Xeomin, which has been used in Europe for much longer than it has been approved for use in the United States, is an excellent choice for patients who prefer to use an injectable with a purer formulation. The price of treatment is comparable to that of Botox, and the effects are similar and last about the same amount of time (though informal studies are showing Xeomin may last longer in some patients). Some patients report that Xeomin also feels more natural to them than Botox, meaning they are able to move their facial muscles more after receiving an injection. Botox can have the effect of nearly paralyzing the muscles surrounding the injection site, and many patients say that this frozen feeling is a bit less noticeable with Xeomin.

There are a few considerations you’ll want to keep in mind before and after getting Xeomin, and many are the same as with Botox. It’s best to avoid alcohol for 24 hours before and after getting your injections. Bruising can occur for several hours after injections, and abstaining from alcohol diminishes the risks of bruising and swelling.

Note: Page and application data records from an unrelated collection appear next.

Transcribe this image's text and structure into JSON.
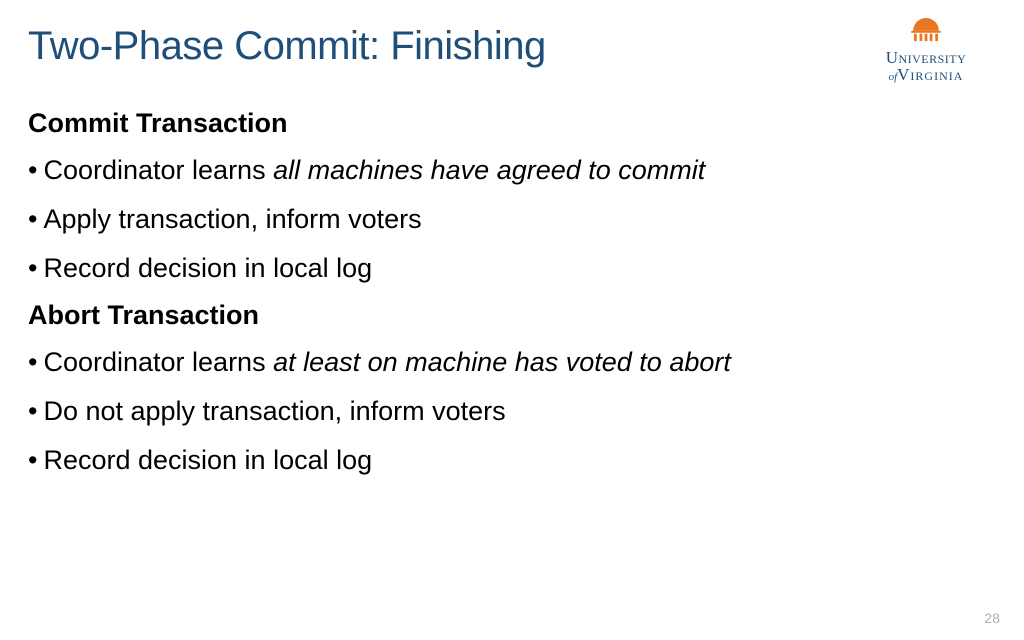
{
  "title": "Two-Phase Commit: Finishing",
  "logo": {
    "line1": "University",
    "line2_prefix": "of",
    "line2": "Virginia"
  },
  "sections": [
    {
      "header": "Commit Transaction",
      "bullets": [
        {
          "plain": "Coordinator learns ",
          "italic": "all machines have agreed to commit"
        },
        {
          "plain": "Apply transaction, inform voters"
        },
        {
          "plain": "Record decision in local log"
        }
      ]
    },
    {
      "header": "Abort Transaction",
      "bullets": [
        {
          "plain": "Coordinator learns ",
          "italic": "at least on machine has voted to abort"
        },
        {
          "plain": "Do not apply transaction, inform voters"
        },
        {
          "plain": "Record decision in local log"
        }
      ]
    }
  ],
  "page_number": "28"
}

It’s also best to avoid lying down or inversions for several hours following your procedure, as you do not want the product to move around.

As with any cosmetic injectable, there are some risks and it’s a good idea to discuss treatment with your doctor before you try it. Additionally, it is imperative that you find a licensed, well-trained individual to perform the procedure. Side effects are rare, and they are even rarer in the hands of a qualified professional with advanced expertise in administration. To find a provider near you, click here to view the Xeomin Aesthetic licensed provider directory.Treat NTRL Products

Little blue tactor pulling bales of hay in a golden field.

There’s a Healthy Way To Be a Carnivore

If you source locally and from regenerative farmers, animal products can have a place in a healthy, well-balanced diet.

Read More
Woman in green dress with an open Apple laptop on her lap.

Unlocking the Health Benefits of an HSA

A health savings account can help make budgeting for health and wellness a breeze.

Read More
Three women in black yoga outfits: one leaning against a cement wall, one bending backwards, one doing a backbend.

Ten Safety Tips for Exercising Outdoors

Ready to start sweating outside? Here are some things to consider before you gear up and head out.

Read More
View of clouds through an airplane window, two women sitting at a small table.

How We Use the Treat App

Our team explores the many benefits of Treat’s app at home and on the go.

Read More
Woman’s head and shoulders, as seen from the back.

Our Expert Guide to Using a Theragun

Everyone from pro athletes to weekend warriors swears by the benefits of a Theragun. But what exactly does this magical device do, and should you give it a shot?

Read More
Eyeglasses sitting on an open book on an unmade bed.

Can Blue Light Blockers Improve Your Sleep?

Sure, they can protect your eyes. But can blue light-blocking glasses help you sleep more soundly? Here’s what science has to say.

Read More
Montage of three essential oil bottles, with a hand holding the eyedropper.

Why Doctors Are Embracing Essential Oils

Many people use essential oils at home. Here’s why hospitals are now looking to harness their power to treat patients.

Read More
Honeycomb on a plate, and a bowl filled with an oatmeal mix.

Healthful Honey Oat Treats

Easy, delicious and packed with good ingredients, these no-bake, nearly raw snack balls are a treat.

Read More
Two women sitting across from each other at a table clasping hands in a supportive way.

DUTCH Testing for Hormone Health

A simple, easy-to-complete test that gives unparalleled insight into hormone health seems like a dream; but with the DUTCH test, it’s very much a reality.

Read More

My Bag

Product thumbnail
Product title

Variant title

1

$ 0.00

Your cart is empty

SUBTOTAL

Taxes and shipping calculated at checkout